'''
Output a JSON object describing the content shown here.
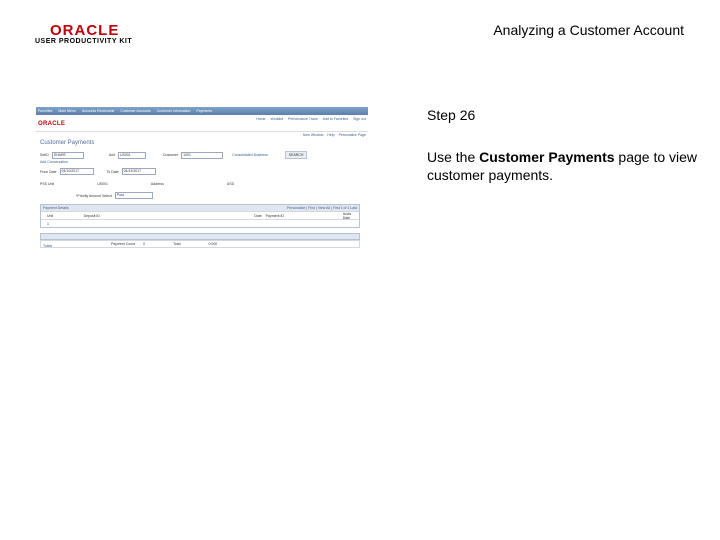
{
  "header": {
    "logo_text": "ORACLE",
    "logo_subtitle": "USER PRODUCTIVITY KIT",
    "doc_title": "Analyzing a Customer Account"
  },
  "step": {
    "label": "Step 26",
    "text_before": "Use the ",
    "text_bold": "Customer Payments",
    "text_after": " page to view customer payments."
  },
  "screenshot": {
    "nav_items": [
      "Favorites",
      "Main Menu",
      "Accounts Receivable",
      "Customer Accounts",
      "Customer Information",
      "Payments"
    ],
    "logo": "ORACLE",
    "top_links": [
      "Home",
      "Worklist",
      "Performance Trace",
      "Add to Favorites",
      "Sign out"
    ],
    "sub_links": [
      "New Window",
      "Help",
      "Personalize Page"
    ],
    "page_title": "Customer Payments",
    "fields": {
      "setid_label": "SetID",
      "setid_value": "SHARE",
      "unit_label": "Unit",
      "unit_value": "US001",
      "customer_label": "Customer",
      "customer_value": "1001",
      "consolidated_label": "Consolidated Business",
      "search_button": "SEARCH",
      "add_conversation_link": "Add Conversation",
      "from_date_label": "From Date",
      "from_date_value": "04/10/2017",
      "to_date_label": "To Date",
      "to_date_value": "04/13/2017",
      "row2_label_a": "PSS Unit",
      "row2_value_a": "US001",
      "row2_label_b": "Address",
      "row2_value_b": "USD",
      "priority_label": "*Priority Amount Select",
      "priority_value": "Post"
    },
    "grid": {
      "title": "Payment Details",
      "nav": "Personalize | Find | View All | First 1 of 1 Last",
      "columns": [
        "Unit",
        "Deposit ID",
        "Date",
        "Payment ID",
        "Accts Date"
      ],
      "rows": [
        [
          "1",
          "",
          "",
          "",
          ""
        ]
      ]
    },
    "totals": {
      "title": "Totals",
      "label_a": "Payment Count",
      "value_a": "0",
      "label_b": "Total",
      "value_b": "0.000"
    }
  }
}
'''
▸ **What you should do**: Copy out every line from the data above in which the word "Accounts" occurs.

▸ **Task answer**:
      "Accounts Receivable",
      "Customer Accounts",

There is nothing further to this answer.